Is your business about to flatline? Let’s examine the heartbeat of your financial statements and learn the benefits of understanding them
Have you ever given any consideration to the fact that businesses and people are similar? In order for humans to continue breathing, they must have oxygen and blood constantly flowing to the entire body, otherwise there’s a sure chance one could potentially see a flatline. On the other hand, in order for a business to survive and thrive, it must have cash or the business can flatline as well. Knowing your numbers is a necessary evil that comes with owning your own business.
Financial statements show the financial position of your company, they are used as a decision-making tool, are critical components of written business plans, and are usually required to get business loans or investment capital and they form the foundation for income tax returns. The statements convey to both management and interested outsiders an in-depth picture of the organization’s financial position and profitability.
Here are key reports to help aid the financial health of your business. Monitoring these reports can make the difference between failure and success to your business. These are the must-have reports that are critical to every business:

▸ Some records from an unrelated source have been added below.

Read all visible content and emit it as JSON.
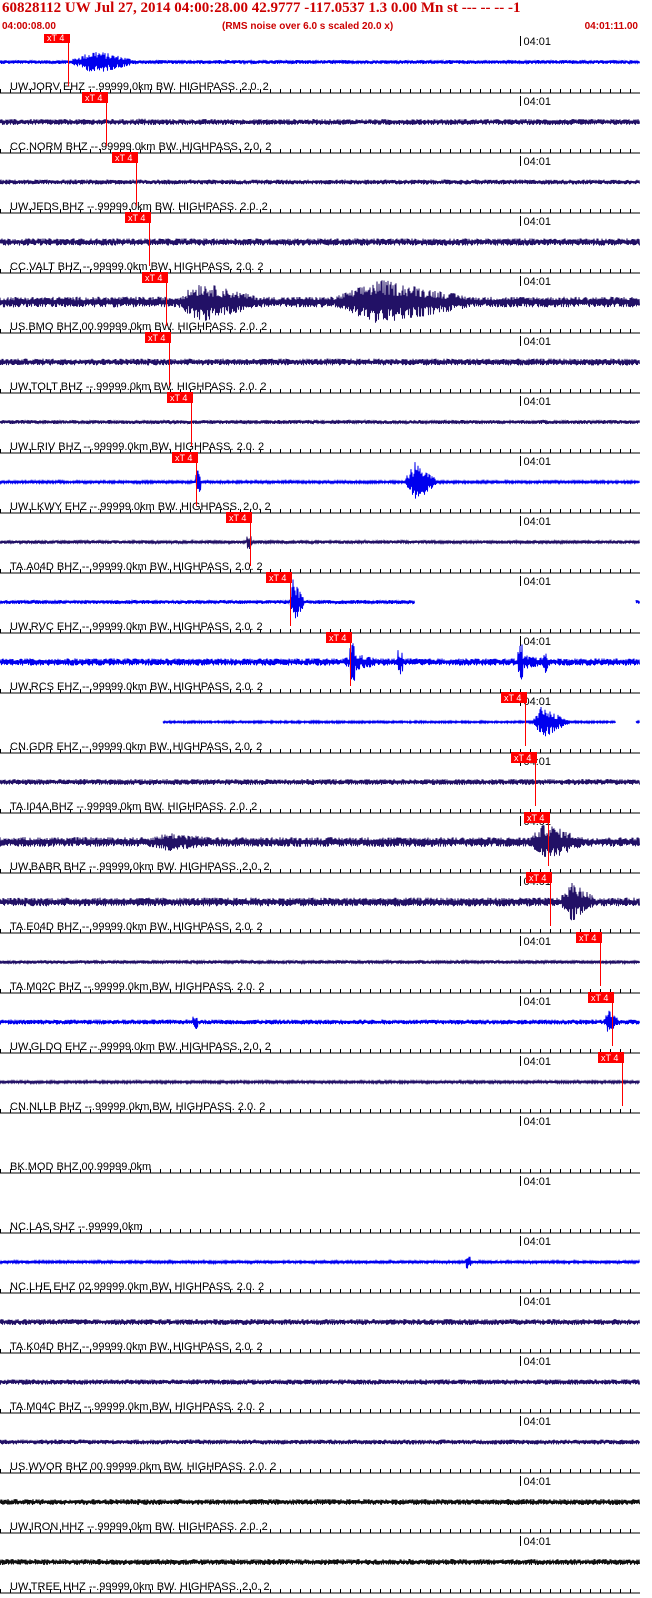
{
  "header": {
    "title": "60828112 UW Jul 27, 2014 04:00:28.00   42.9777 -117.0537  1.3 0.00 Mn st --- -- --   -1",
    "start_time": "04:00:08.00",
    "rms_note": "(RMS noise over 6.0 s scaled 20.0 x)",
    "end_time": "04:01:11.00"
  },
  "chart_data": {
    "type": "line",
    "title": "60828112 UW Jul 27, 2014 04:00:28.00   42.9777 -117.0537  1.3 0.00 Mn st --- -- --   -1",
    "xlabel": "",
    "ylabel": "",
    "x_range": [
      "04:00:08.00",
      "04:01:11.00"
    ],
    "minute_tick_label": "04:01",
    "minute_tick_time_s": 52,
    "pick_label": "xT 4",
    "colors": {
      "header": "#cc0000",
      "pick": "#ff0000",
      "blue": "#0000ee",
      "dark": "#221166",
      "black": "#111111",
      "tick": "#000000"
    },
    "series": [
      {
        "name": "UW.JORV EHZ --.99999.0km BW. HIGHPASS. 2.0. 2",
        "color": "blue",
        "pick_s": 6.8,
        "noise": 0.08,
        "spikes": [],
        "bursts": [
          [
            9.5,
            0.5,
            3,
            5
          ]
        ],
        "gaps": []
      },
      {
        "name": "CC.NORM BHZ --.99999.0km BW. HIGHPASS. 2.0. 2",
        "color": "dark",
        "pick_s": 10.6,
        "noise": 0.12,
        "spikes": [],
        "bursts": [
          [
            14,
            0.15,
            4,
            6
          ]
        ],
        "gaps": []
      },
      {
        "name": "UW.JEDS BHZ --.99999.0km BW. HIGHPASS. 2.0. 2",
        "color": "dark",
        "pick_s": 13.6,
        "noise": 0.1,
        "spikes": [],
        "bursts": [],
        "gaps": []
      },
      {
        "name": "CC.VALT BHZ --.99999.0km BW. HIGHPASS. 2.0. 2",
        "color": "dark",
        "pick_s": 14.9,
        "noise": 0.15,
        "spikes": [],
        "bursts": [
          [
            15.5,
            0.15,
            2,
            4
          ]
        ],
        "gaps": []
      },
      {
        "name": "US.BMO BHZ 00.99999.0km BW. HIGHPASS. 2.0. 2",
        "color": "dark",
        "pick_s": 16.6,
        "noise": 0.22,
        "spikes": [],
        "bursts": [
          [
            20,
            0.85,
            3,
            8
          ],
          [
            38,
            0.95,
            6,
            12
          ]
        ],
        "gaps": []
      },
      {
        "name": "UW.TOLT BHZ --.99999.0km BW. HIGHPASS. 2.0. 2",
        "color": "dark",
        "pick_s": 16.9,
        "noise": 0.14,
        "spikes": [],
        "bursts": [
          [
            17.5,
            0.12,
            3,
            5
          ]
        ],
        "gaps": []
      },
      {
        "name": "UW.LRIV BHZ --.99999.0km BW. HIGHPASS. 2.0. 2",
        "color": "dark",
        "pick_s": 19.1,
        "noise": 0.08,
        "spikes": [],
        "bursts": [],
        "gaps": []
      },
      {
        "name": "UW.LKWY EHZ --.99999.0km BW. HIGHPASS. 2.0. 2",
        "color": "blue",
        "pick_s": 19.6,
        "noise": 0.05,
        "spikes": [
          [
            19.8,
            0.5
          ]
        ],
        "bursts": [
          [
            41.5,
            0.85,
            1.2,
            2.5
          ]
        ],
        "gaps": []
      },
      {
        "name": "TA.A04D BHZ --.99999.0km BW. HIGHPASS. 2.0. 2",
        "color": "dark",
        "pick_s": 25.0,
        "noise": 0.07,
        "spikes": [
          [
            24.9,
            0.3
          ]
        ],
        "bursts": [],
        "gaps": []
      },
      {
        "name": "UW.RVC EHZ --.99999.0km BW. HIGHPASS. 2.0. 2",
        "color": "blue",
        "pick_s": 29.0,
        "noise": 0.08,
        "spikes": [],
        "bursts": [
          [
            29.3,
            1.0,
            0.4,
            1.3
          ]
        ],
        "gaps": [
          [
            41.5,
            63.5
          ]
        ]
      },
      {
        "name": "UW.RCS EHZ --.99999.0km BW. HIGHPASS. 2.0. 2",
        "color": "blue",
        "pick_s": 35.0,
        "noise": 0.15,
        "spikes": [
          [
            35.2,
            0.9
          ],
          [
            40,
            0.55
          ],
          [
            52,
            0.8
          ],
          [
            54.5,
            0.5
          ]
        ],
        "bursts": [
          [
            35.5,
            0.35,
            2,
            4
          ],
          [
            52.5,
            0.3,
            2,
            4
          ]
        ],
        "gaps": []
      },
      {
        "name": "CN.GDR EHZ --.99999.0km BW. HIGHPASS. 2.0. 2",
        "color": "blue",
        "pick_s": 52.5,
        "noise": 0.04,
        "spikes": [],
        "bursts": [
          [
            54.2,
            0.7,
            1,
            3
          ]
        ],
        "gaps": [
          [
            0,
            16.2
          ],
          [
            61.6,
            63.5
          ]
        ]
      },
      {
        "name": "TA.I04A BHZ --.99999.0km BW. HIGHPASS. 2.0. 2",
        "color": "dark",
        "pick_s": 53.5,
        "noise": 0.12,
        "spikes": [],
        "bursts": [
          [
            15,
            0.15,
            1,
            2
          ]
        ],
        "gaps": []
      },
      {
        "name": "UW.BABR BHZ --.99999.0km BW. HIGHPASS. 2.0. 2",
        "color": "dark",
        "pick_s": 54.8,
        "noise": 0.2,
        "spikes": [],
        "bursts": [
          [
            17,
            0.4,
            4,
            8
          ],
          [
            54.5,
            0.8,
            2,
            5
          ]
        ],
        "gaps": []
      },
      {
        "name": "TA.E04D BHZ --.99999.0km BW. HIGHPASS. 2.0. 2",
        "color": "dark",
        "pick_s": 55.0,
        "noise": 0.18,
        "spikes": [],
        "bursts": [
          [
            57.2,
            0.85,
            1.5,
            3
          ]
        ],
        "gaps": []
      },
      {
        "name": "TA.M02C BHZ --.99999.0km BW. HIGHPASS. 2.0. 2",
        "color": "dark",
        "pick_s": 60.0,
        "noise": 0.07,
        "spikes": [],
        "bursts": [],
        "gaps": []
      },
      {
        "name": "UW.GLDO EHZ --.99999.0km BW. HIGHPASS. 2.0. 2",
        "color": "blue",
        "pick_s": 61.2,
        "noise": 0.1,
        "spikes": [
          [
            19.5,
            0.3
          ]
        ],
        "bursts": [
          [
            60.8,
            0.5,
            0.6,
            1.5
          ]
        ],
        "gaps": []
      },
      {
        "name": "CN.NLLB BHZ --.99999.0km BW. HIGHPASS. 2.0. 2",
        "color": "dark",
        "pick_s": 62.2,
        "noise": 0.05,
        "spikes": [],
        "bursts": [],
        "gaps": []
      },
      {
        "name": "BK.MOD BHZ 00.99999.0km",
        "color": "dark",
        "pick_s": null,
        "noise": 0,
        "spikes": [],
        "bursts": [],
        "gaps": [
          [
            0,
            63.5
          ]
        ]
      },
      {
        "name": "NC.LAS SHZ --.99999.0km",
        "color": "dark",
        "pick_s": null,
        "noise": 0,
        "spikes": [],
        "bursts": [],
        "gaps": [
          [
            0,
            63.5
          ]
        ]
      },
      {
        "name": "NC.LHE EHZ 02.99999.0km BW. HIGHPASS. 2.0. 2",
        "color": "blue",
        "pick_s": null,
        "noise": 0.06,
        "spikes": [
          [
            46.8,
            0.3
          ]
        ],
        "bursts": [],
        "gaps": []
      },
      {
        "name": "TA.K04D BHZ --.99999.0km BW. HIGHPASS. 2.0. 2",
        "color": "dark",
        "pick_s": null,
        "noise": 0.12,
        "spikes": [],
        "bursts": [],
        "gaps": []
      },
      {
        "name": "TA.M04C BHZ --.99999.0km BW. HIGHPASS. 2.0. 2",
        "color": "dark",
        "pick_s": null,
        "noise": 0.11,
        "spikes": [],
        "bursts": [],
        "gaps": []
      },
      {
        "name": "US.WVOR BHZ 00.99999.0km BW. HIGHPASS. 2.0. 2",
        "color": "dark",
        "pick_s": null,
        "noise": 0.1,
        "spikes": [],
        "bursts": [],
        "gaps": []
      },
      {
        "name": "UW.IRON HHZ --.99999.0km BW. HIGHPASS. 2.0. 2",
        "color": "black",
        "pick_s": null,
        "noise": 0.12,
        "spikes": [],
        "bursts": [],
        "gaps": []
      },
      {
        "name": "UW.TREE HHZ --.99999.0km BW. HIGHPASS. 2.0. 2",
        "color": "black",
        "pick_s": null,
        "noise": 0.12,
        "spikes": [],
        "bursts": [],
        "gaps": []
      }
    ]
  }
}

To view a “snapshot” of the assets, liabilities, and net worth of a business, look at the balance sheet. This statement displays what a business owns—its assets, what it owes, its liabilities—and what it is worth on paper. Since assets and liabilities can change almost daily, this financial statement is accurate as of its date only, making the strength and health of the small business clear and easily understood at that date.
Also called the profit and loss statement, the income statement displays the revenues and expenses of a small business over a time period. Unlike the balance sheet, which displays a picture of the business at a point in time, the income statement covers time frames, e.g., one month, four months, six months, or one year. This financial statement explains the success or failure of day-to-day operations, noting the revenues received and costs to operate the company to generate the reported income.
Statement of Cash Flows
Cash flow is often the most important component of having a successful small business. Projecting and recording the sources and uses of the cash a company receives is key to managing the businesses critical cash flow. For a newer small business, cash flow is more important than assets or profits. Unlike large corporations, small businesses seldom have “deep pockets.” The statement of cash flows benefits businesses by showing how much cash is flowing in, where it comes from, and how the business is using it.
Statement of Stockholders Equity
If you are a publicly held company, then you will also generate a statement of stockholders equity. Stockholders equity represents the ownership interests of a business entity’s equity owners, mainly the owners’ contributed capital, and the retained earnings that an entity has accumulated for its owners over the years. A statement of stockholders equity details the changes within the equity section of the balance sheet over a designated period of time. The statement is particularly useful for revealing stock sales and repurchases by the reporting entity; a publicly held company in particular may engage in these activities on an ongoing basis.
According to James L. Cousin II, CPA, M.B.A.; chief financial officer and vice president of Business Strategy of Association of periOperative Registered Nurses Inc., “Financials tell a story, especially when you have comparative financial results. They let you know how management is managing cash, how it’s growing, how they are using their assets and how they are being funded to operate (from its profits, from outside investors, or from debt). You can learn about the philosophy of management (how risk averse they are and their ability to grow).”